  8. The fit is done! Be happy and reap the benefits of a well-fitted power-duration curve.



Jacobian

The Perl code for calculating a row in the Jacobian matrix is as follows, where $n is the index of the point. There's a hash which contains flags for whether each component should be included, allowing for the solution of subsets of the complete model. This code also calculates the weighting factors, the "Veloclinic" power, and components of the power:

      # calc some common values
      my $t  = $time->[$n];
      my $p  = $pmax->[$n];
      my $r1 = $t / $tau1;
      my $r2 = $t / ($alpha2 * $tau2);
      my $e1 = exp(-$r1);
      my $z1 = (1 - $e1) / $r1;
      my $z2 = 1 / (1 + $r2) ** $alpha2;

      # calculate VC power
      my $pvc1 = $p1 * $z1;
      my $pvc2 = $p2 * $z2;
      my $pvc  = $pvc1 + $pvc2;

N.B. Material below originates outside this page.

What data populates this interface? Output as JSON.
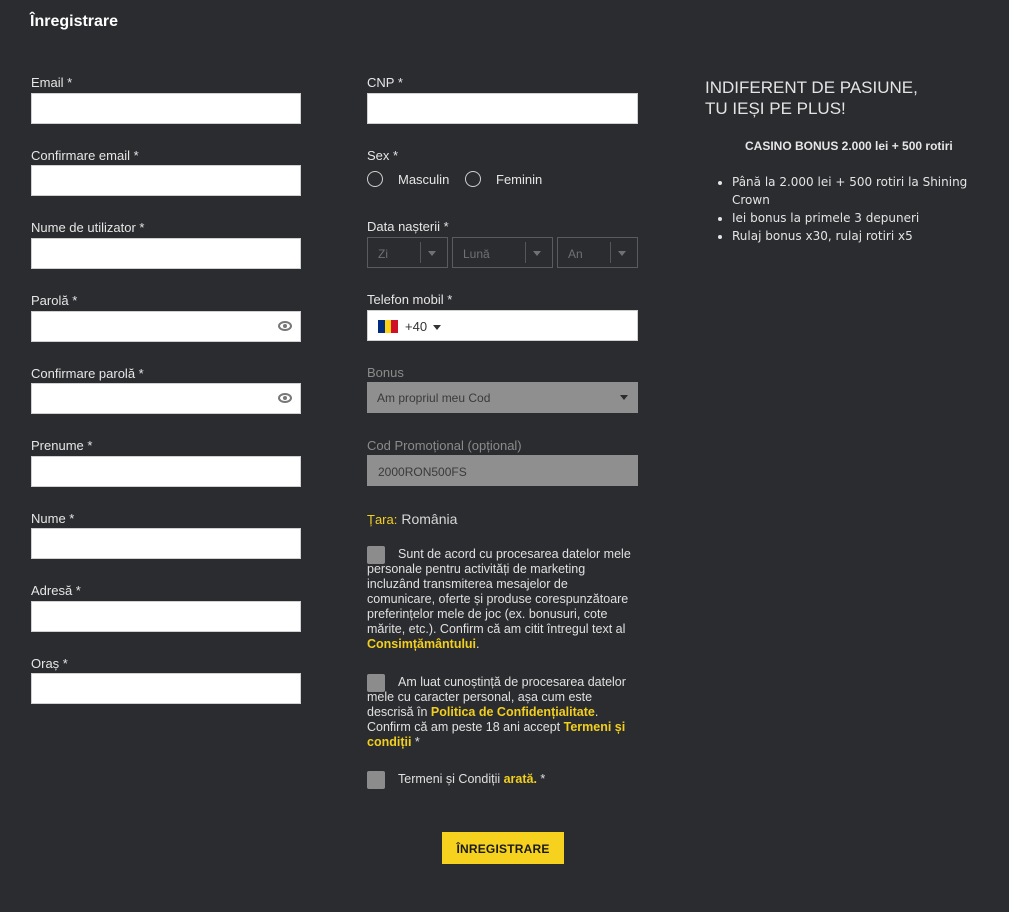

      push @pvc1, $pvc1;
      push @pvc2, $pvc2;
      push @pvc0, $pvc0;
      push @pvc, $pvc;

      # weight:
      push @w, my $w = (($pvc < $p) ? $weightFactor : $w0->[$n]);

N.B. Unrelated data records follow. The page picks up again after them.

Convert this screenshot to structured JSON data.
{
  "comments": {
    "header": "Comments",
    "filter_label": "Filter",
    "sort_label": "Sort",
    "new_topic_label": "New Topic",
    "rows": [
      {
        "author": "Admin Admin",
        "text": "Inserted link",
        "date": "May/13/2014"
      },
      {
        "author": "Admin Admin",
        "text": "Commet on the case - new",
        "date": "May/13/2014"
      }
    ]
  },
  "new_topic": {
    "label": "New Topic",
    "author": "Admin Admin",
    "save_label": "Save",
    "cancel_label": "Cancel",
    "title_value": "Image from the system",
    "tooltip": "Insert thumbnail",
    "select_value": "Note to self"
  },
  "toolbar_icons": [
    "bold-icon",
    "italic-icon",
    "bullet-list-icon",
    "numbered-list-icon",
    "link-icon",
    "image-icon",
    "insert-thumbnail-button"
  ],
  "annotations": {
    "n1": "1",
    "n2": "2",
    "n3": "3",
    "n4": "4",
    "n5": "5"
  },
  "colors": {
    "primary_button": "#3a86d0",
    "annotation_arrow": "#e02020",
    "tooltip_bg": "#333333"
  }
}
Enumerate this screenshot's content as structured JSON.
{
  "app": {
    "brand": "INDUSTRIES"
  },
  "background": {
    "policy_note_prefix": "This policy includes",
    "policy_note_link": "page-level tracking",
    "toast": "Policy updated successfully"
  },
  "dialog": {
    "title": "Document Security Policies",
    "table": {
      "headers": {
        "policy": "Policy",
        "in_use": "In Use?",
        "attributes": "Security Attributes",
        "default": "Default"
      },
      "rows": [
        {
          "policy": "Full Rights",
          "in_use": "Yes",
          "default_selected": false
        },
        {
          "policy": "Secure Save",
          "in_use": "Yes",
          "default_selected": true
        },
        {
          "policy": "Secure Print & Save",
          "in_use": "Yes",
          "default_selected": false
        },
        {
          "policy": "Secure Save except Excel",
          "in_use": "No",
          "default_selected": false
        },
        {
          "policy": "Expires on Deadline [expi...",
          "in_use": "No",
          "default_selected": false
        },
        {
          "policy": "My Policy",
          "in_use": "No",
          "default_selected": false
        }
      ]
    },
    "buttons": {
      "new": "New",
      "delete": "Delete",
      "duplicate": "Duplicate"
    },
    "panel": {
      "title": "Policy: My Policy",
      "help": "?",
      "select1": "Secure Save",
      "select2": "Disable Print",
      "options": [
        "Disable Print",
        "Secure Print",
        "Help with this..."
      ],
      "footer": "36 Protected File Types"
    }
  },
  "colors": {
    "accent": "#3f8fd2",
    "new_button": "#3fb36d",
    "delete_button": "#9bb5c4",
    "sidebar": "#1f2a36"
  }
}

      # derivatives:
      # solve for the log of the parameters, rather than
      # the parameters themselves, to avoid negative values
      # d ln x = dx / x => dx = x dln x => d f / d ln x = x df / dx

      my @r =
        (
         # P1 derivative:
         $parameter_hash{p1} ?
         $p1 * $z1 :
         (),

         # tau1 derivative:
         $parameter_hash{tau1} ?
         $p1 * ($z1 - $e1) :
         (),

         # P2 derivative
         $parameter_hash{p2} ?
         $p2 * $z2 :
         (),

         # tau2 derivative
         $parameter_hash{tau2} ?
         $p2 * ($alpha2 * $r2) / (1 + $r2) ** ($alpha2 + 1) :
         (),

         # alpha2 derivative
         $parameter_hash{alpha2} ?
         $alpha2 * $p2 * ( $r2 / (1 + $r2) - log(1 + $r2) ) * $z2 :
         (),
        );

      # weighted row
      my @rw = map { $_ * $w } @r;

      # Jacobian matrix:
      push @J, \@r;

      # weighted Jacobian:
      push @Jw, \@rw;

      # residual
      push @R,
        [
         $pmax->[$n] - $pvc,
        ];

discussion

So why do this fit? Two reasons: one is to interpolate the attainable power of efforts for which previous quality efforts do not exist. The other is to have a quantifiable measure of fitness. The latter goal will always be a stretch, but if the data are of sufficient quality (good efforts at a sufficient number of sufficiently spaced durations) the interpretation might be:

parameterdescription
P1peak anaerobic power
τ1sustainability of anaerobic power
P2peak aerobic power
τ2sustainability of peak aerobic power
α2rate of power loss in endurance limit


where the power at time t is predicted to be:
P|t = P1 ( τ1 / t) ( 1 - exp[ -t / τ1 ] ) + P2 / ( 1 + t / α2τ2 )α2

So what next? It's tempting to say implement this in GoldenCheetah, but it seems Damien has that ground already well covered with his model.

2 comments:

Ryan Sherlock said...

Always great reading your posts Dan

djconnel said...

Thanks, Ryan -- and have fun in GC!